Still, he has continued his life. Except for the chemo, he has continued his routines—walking every day, reading, writing an autobiography for all of us in the family about his life, worked back up to play golf again, and continue his life. He is the most incredibly outgoing and friendly man I have ever known. He’s tough as nails in business, but would give you his last dollar if he knew you were in trouble. I can’t tell you how many times they helped us during our long educational journey through student poverty with three children.
So, when this odyssey of the past two years came along, we all fell apart for about five weeks. He is like a giant old oak tree in your yard that’s a couple hundred years old. It’s always going to be there, right? Giving shade, shelter, a place to play when you’re a kid and a place to sit when you’re old. Then one day it changes.
But then, we all calmed down. There was work to do, it wasn’t the end yet. We could learn—and we have—to live one day at a time and treasure it. Between his illness and the birth of my first grandchild, I have moved work back a few spaces on my priorities. I still get it done, but family comes first, where it always should have been.
How can it be that cancer brought us blessings? Healing, reconciling, reprioritizing, re-evaluating? But it did. We remembered the truth, as my old friend John Claypool always said, “Life is a gift.” It is.
So, they came in today. “No trace of cancer. Come back in three months.” We’ll never be completely free. It did this before and came back. But we got a year of high quality, happy life. So, we are rejoicing today, just for today. We’re happy, he’s back to his books and thinking and continuing to grow. We are thankful. We text each other after every report. Withing 30 minutes, my children all had heard and answered with multiple exclamation points.
So the world is in trouble—protesters, Herman Cain has problems, Greece and Europe are a mess. But we just got a good report and can breathe again for now. Biggest news on the planet in our world. We are grateful to God and Dr. Bridges.
Forrest wrote in his autobiography:
One of the humbling, but wonderful things that came from this illness was to see and feel the love and prayers from my family and friends. All of our children and grand children came from far and wide to offer help and support… Of all the magnificent blessings I’ve had in my life, I believe the three Fs are the crux of life. These three are: faith in Christ, a loving family, loving friends, there is nothing of greater value. If you have these in your life, you are wealthy.

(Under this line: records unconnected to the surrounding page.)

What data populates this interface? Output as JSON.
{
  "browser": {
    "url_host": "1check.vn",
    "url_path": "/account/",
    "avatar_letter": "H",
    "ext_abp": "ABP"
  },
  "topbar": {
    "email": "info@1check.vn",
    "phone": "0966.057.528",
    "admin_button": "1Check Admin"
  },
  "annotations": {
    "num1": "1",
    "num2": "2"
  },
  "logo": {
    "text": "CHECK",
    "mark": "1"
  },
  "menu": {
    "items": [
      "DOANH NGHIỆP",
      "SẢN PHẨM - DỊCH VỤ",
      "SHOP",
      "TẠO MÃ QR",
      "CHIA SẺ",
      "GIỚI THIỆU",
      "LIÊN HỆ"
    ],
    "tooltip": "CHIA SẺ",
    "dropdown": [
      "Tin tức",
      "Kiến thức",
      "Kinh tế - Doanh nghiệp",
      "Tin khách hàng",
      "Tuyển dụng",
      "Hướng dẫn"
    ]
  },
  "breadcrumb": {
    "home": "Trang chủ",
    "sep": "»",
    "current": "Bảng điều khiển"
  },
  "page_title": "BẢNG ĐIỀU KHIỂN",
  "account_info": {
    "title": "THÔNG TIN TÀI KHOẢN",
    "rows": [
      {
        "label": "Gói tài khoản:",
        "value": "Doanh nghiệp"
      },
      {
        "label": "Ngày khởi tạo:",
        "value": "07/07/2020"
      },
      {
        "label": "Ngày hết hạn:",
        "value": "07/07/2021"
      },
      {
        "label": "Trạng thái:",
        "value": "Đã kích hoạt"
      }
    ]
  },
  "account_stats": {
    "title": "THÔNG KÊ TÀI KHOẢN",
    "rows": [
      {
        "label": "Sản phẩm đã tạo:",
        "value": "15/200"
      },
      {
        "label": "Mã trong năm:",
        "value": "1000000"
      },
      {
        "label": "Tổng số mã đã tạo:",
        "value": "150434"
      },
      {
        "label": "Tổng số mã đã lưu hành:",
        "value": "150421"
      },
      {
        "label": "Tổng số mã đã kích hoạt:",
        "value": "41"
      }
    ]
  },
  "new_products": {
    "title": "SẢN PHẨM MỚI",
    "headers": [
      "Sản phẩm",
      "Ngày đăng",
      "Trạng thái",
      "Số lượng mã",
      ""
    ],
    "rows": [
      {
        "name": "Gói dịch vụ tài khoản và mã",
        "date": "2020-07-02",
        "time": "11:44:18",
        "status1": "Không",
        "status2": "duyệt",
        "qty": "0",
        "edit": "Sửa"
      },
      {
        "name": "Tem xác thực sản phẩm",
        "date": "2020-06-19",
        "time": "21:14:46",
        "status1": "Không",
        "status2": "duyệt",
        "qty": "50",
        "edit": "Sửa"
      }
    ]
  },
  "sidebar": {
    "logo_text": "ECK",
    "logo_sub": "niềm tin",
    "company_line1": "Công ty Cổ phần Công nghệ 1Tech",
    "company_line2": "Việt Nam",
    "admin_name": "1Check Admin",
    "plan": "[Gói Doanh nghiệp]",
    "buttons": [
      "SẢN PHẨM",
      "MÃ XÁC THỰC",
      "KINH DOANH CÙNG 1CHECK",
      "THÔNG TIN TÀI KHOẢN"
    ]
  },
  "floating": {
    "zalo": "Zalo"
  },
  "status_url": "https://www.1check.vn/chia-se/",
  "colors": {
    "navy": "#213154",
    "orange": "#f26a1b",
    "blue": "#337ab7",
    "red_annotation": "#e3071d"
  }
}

A little perspective for me, on this day when markets are uncertain, the political atmosphere is polarized, and the job numbers stink again. We still have each other, and that is the great gift of any family. Not even death can take that from us, for what has already been given can never be taken back.